▶ _Your assignment_
Leave out every line before the one that contains "Enumerate this screenshot's text". Please restate that line and the rest of the data word for word, through the end.

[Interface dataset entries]
=== Begin Enclosure ===

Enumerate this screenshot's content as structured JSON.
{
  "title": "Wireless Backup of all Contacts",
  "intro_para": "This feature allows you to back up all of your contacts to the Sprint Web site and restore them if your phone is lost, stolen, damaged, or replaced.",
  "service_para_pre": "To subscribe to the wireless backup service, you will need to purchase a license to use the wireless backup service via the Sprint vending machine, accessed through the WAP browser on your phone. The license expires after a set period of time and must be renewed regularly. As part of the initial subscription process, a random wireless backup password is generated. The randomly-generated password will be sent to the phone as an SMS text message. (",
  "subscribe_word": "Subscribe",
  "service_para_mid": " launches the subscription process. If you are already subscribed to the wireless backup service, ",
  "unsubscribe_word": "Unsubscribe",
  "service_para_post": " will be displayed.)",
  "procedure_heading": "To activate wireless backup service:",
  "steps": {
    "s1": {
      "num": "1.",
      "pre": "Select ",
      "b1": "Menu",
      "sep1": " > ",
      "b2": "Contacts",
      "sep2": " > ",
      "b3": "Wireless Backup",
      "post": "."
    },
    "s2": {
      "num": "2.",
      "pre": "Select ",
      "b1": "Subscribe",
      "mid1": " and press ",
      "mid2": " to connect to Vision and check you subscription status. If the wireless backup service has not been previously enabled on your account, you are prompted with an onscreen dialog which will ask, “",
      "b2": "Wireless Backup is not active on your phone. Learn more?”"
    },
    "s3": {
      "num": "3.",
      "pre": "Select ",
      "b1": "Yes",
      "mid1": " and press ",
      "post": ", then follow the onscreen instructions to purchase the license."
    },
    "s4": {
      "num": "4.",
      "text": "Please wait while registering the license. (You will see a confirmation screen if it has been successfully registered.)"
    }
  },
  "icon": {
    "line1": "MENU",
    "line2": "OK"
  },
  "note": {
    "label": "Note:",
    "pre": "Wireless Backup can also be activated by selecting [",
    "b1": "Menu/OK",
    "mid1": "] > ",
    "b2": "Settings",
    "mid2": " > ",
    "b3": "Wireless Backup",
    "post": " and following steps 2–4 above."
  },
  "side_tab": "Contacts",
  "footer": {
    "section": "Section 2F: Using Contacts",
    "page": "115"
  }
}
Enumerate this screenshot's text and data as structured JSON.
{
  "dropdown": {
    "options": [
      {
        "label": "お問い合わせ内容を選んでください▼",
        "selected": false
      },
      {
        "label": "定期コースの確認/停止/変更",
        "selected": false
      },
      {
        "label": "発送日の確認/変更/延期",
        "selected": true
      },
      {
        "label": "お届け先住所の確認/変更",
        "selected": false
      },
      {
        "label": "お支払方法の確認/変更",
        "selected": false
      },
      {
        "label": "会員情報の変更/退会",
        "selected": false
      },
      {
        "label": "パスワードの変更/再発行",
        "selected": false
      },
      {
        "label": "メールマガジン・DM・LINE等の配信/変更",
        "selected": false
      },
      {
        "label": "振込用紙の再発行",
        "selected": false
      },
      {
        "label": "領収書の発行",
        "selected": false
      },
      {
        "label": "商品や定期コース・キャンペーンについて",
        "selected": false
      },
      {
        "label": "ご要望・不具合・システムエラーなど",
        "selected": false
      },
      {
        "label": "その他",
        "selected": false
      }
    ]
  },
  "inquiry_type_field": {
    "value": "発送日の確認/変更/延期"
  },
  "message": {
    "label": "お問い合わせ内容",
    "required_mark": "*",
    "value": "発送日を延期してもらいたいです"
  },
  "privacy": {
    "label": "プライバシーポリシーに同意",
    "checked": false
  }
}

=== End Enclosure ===

▶ _Solution below_
Enumerate this screenshot's text and data as structured JSON.
{
  "dropdown": {
    "options": [
      {
        "label": "お問い合わせ内容を選んでください▼",
        "selected": false
      },
      {
        "label": "定期コースの確認/停止/変更",
        "selected": false
      },
      {
        "label": "発送日の確認/変更/延期",
        "selected": true
      },
      {
        "label": "お届け先住所の確認/変更",
        "selected": false
      },
      {
        "label": "お支払方法の確認/変更",
        "selected": false
      },
      {
        "label": "会員情報の変更/退会",
        "selected": false
      },
      {
        "label": "パスワードの変更/再発行",
        "selected": false
      },
      {
        "label": "メールマガジン・DM・LINE等の配信/変更",
        "selected": false
      },
      {
        "label": "振込用紙の再発行",
        "selected": false
      },
      {
        "label": "領収書の発行",
        "selected": false
      },
      {
        "label": "商品や定期コース・キャンペーンについて",
        "selected": false
      },
      {
        "label": "ご要望・不具合・システムエラーなど",
        "selected": false
      },
      {
        "label": "その他",
        "selected": false
      }
    ]
  },
  "inquiry_type_field": {
    "value": "発送日の確認/変更/延期"
  },
  "message": {
    "label": "お問い合わせ内容",
    "required_mark": "*",
    "value": "発送日を延期してもらいたいです"
  },
  "privacy": {
    "label": "プライバシーポリシーに同意",
    "checked": false
  }
}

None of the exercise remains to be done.